Coroner finds small acts combined caused tramping fatality

17th August 2022|2min
Media Release | Embargoed until 5am on August 17 

A coroner has found that Tākaka woman Tracey Smith tragically passed away from hypothermia while tramping with her son in Nelson Lakes National Park, on Queens Birthday weekend in 2019. 

The recommendations adopted by Coroner Meenal Duggal highlight many common factors trampers face, says the NZ Mountain Safety Council (MSC). 

MSC provided a report to support the coronial investigation, this included identifying contributing factors specific to her death and provided recommendations to prevent future similar tragedies.

The report highlighted critical decisions including the choice to proceed to Angelus Hut, and not turning back once conditions became impassable. The severe weather including low temperatures, deep snow and poor visibility made things more difficult. Compounding factors were the lack of quality food and rest, and the cotton clothing she was wearing directly on her legs. 

MSC Chief Executive Mike Daisley says unfortunately this tragedy highlights how small seemingly independent decisions can often compound into a series of errors, each making the situation worse until they become fatal.  

“Tracey’s tragic death is a very extreme example of how poor decisions can snowball and in the worst situations become life-threatening.”

“If any one of those critical decisions had been different, Tracey may have survived.  

“It’s often easy to underestimate the importance of seemingly small decisions. There are lots of little things that can be easily overlooked, and when combined, each of these compound the seriousness of the situation,” Daisley says.  

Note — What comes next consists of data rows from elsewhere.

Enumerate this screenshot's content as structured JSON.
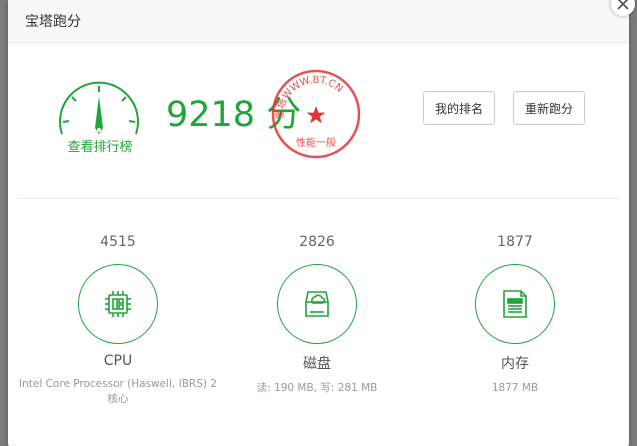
{
  "dialog": {
    "title": "宝塔跑分"
  },
  "gauge": {
    "label": "查看排行榜"
  },
  "score": {
    "value": "9218 分"
  },
  "seal": {
    "arc_text": "宝塔WWW.BT.CN",
    "bottom_text": "性能一般",
    "color": "#e53333"
  },
  "buttons": {
    "my_rank": "我的排名",
    "rerun": "重新跑分"
  },
  "metrics": [
    {
      "score": "4515",
      "name": "CPU",
      "desc": "Intel Core Processor (Haswell, IBRS) 2 核心",
      "icon": "cpu-chip-icon"
    },
    {
      "score": "2826",
      "name": "磁盘",
      "desc": "读: 190 MB,  写: 281 MB",
      "icon": "disk-drive-icon"
    },
    {
      "score": "1877",
      "name": "内存",
      "desc": "1877 MB",
      "icon": "memory-icon"
    }
  ],
  "colors": {
    "accent": "#20a53a",
    "seal": "#e53333"
  }
}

The coroner noted MSC’s mention of two heuristic traps; social proof and scarcity, which influenced Smith's decision making. These are two serious yet common traps for trampers. Social proof is the tendency to think a situation is safe because others are doing it, while scarcity refers to taking the risk due to a lack of opportunity, such as time or weather window.    

Coroner Meenal Duggal endorsed the NZ Mountain Safety Council’s recommendations, as follows: 

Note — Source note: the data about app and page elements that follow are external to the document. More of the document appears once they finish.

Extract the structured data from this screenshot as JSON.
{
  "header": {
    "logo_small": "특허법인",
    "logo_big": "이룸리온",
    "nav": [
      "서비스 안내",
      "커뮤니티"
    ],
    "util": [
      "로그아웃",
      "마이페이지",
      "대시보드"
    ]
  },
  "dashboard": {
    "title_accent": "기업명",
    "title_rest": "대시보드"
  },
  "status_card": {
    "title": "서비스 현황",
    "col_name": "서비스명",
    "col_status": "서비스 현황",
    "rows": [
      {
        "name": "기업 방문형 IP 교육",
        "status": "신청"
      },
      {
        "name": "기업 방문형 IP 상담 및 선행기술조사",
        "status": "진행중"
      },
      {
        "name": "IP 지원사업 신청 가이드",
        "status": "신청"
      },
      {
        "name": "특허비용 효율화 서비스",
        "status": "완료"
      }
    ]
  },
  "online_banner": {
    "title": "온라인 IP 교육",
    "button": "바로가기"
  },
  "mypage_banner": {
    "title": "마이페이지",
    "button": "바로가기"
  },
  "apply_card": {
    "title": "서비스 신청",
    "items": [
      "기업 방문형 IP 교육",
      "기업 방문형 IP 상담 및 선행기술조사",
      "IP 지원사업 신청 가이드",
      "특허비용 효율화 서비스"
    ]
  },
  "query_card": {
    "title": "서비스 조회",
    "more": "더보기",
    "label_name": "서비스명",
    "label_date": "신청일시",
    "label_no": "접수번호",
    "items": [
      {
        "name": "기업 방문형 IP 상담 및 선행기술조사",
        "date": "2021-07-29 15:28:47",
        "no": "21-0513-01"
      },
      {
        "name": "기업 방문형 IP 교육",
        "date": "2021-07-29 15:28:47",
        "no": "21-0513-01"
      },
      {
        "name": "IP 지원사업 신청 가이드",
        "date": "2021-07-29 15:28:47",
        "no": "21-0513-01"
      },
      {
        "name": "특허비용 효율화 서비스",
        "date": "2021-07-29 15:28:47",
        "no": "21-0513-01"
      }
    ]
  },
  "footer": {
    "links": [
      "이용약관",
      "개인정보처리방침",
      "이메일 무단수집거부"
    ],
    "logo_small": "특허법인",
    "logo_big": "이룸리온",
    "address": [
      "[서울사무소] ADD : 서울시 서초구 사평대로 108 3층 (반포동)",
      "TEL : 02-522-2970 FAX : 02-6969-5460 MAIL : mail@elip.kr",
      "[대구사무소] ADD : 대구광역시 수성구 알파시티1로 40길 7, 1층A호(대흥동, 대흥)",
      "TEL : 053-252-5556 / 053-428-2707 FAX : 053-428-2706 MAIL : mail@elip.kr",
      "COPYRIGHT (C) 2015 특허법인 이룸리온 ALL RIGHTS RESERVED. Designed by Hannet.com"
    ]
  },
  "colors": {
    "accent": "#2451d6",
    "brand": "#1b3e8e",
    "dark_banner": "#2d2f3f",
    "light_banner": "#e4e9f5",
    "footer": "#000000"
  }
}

  1. Act on advice given by trusted sources such as DOC visitor centre staff;  
  2. Always carry an emergency communications device, whenever heading into the backcountry or outside of reliable cell phone coverage.  
  3. Consider the experience and fitness levels of all members of your group and anticipate how the terrain may change in different weather conditions. Allow enough time to complete your trip in daylight hours and have alternative plans in case it takes longer, or conditions change.  
  4. Allow enough time to take regular rest breaks to eat and hydrate, particular in cold and wet conditions. If this is not possible, plan for refuelling or turning back.  
  5. Be prepared to make early and conservative decisions to stop and turn back, especially when encountering terrain and weather conditions beyond your experience and fitness.  
  6. Do not wear cotton layers as they draw heat away from the body when wet.  
  7. Always carry some form of emergency shelter, such as a tent fly, tarpaulin or bivvy bag on all tramping trips, even in summer.  
  8. Learn to identify the signs of hypothermia and act quickly to get warm again. 

The Coroner also endorsed that trampers who are in possession of an emergency communication device should not hesitate to activate it when a person’s life is or may be at risk. The relevant emergency response authority will make appropriate risk assessments and respond accordingly. 
The MSC extends its sincere condolences to Tracey Smith’s son, family and friends, and the trampers at Angelus Hut at the time of the incident. 

pdf Coronial Findings: Tracey Smith pdf – 175 KB


Prevention work - NZ Mountain Safety Council: 

MSC have long identified the routes and tracks leading to Angelus Hut, notably via Robert Ridge, in the Nelson Lakes National Park as a hotspot for tramping incidents in Aotearoa. MSC insights show an incident rate of approximately 1 in 700 trampers requiring search and rescue (SAR) assistance between 2010-2019.  

To improve safety along those tracks, Department of Conservation (DOC), NZ Police and MSC formed an independent Issue Specific Advisory Group to look at the key safety issues, and developed a report with proposed solutions that could be taken to better provide people with information that will allow them to make informed decisions. The report analysed Smith’s death, and other tramping incidents.  
Two of the six proposed solutions have been completed, and the other four will lead to shared projects between MSC and DOC. 

We encourage you to continue gaining the skills and knowledge required for a safe trip.  

  • Download the Plan My Walk app: experienced and beginner trampers can find the right track for their abilities, check for any track alerts issued by DOC and MetService weather warnings, and a suggested gear list which can be sent to group members and emergency contacts. 

MSC has many free resources and information to support basic skills and knowledge.  

Additionally, check out its range of helpful videos available. 

Contact Communications Advisor Rebekah Wilson at with any other queries, data or photos.

Header photo: Angelus Hut in winter conditions | Loic Lassueur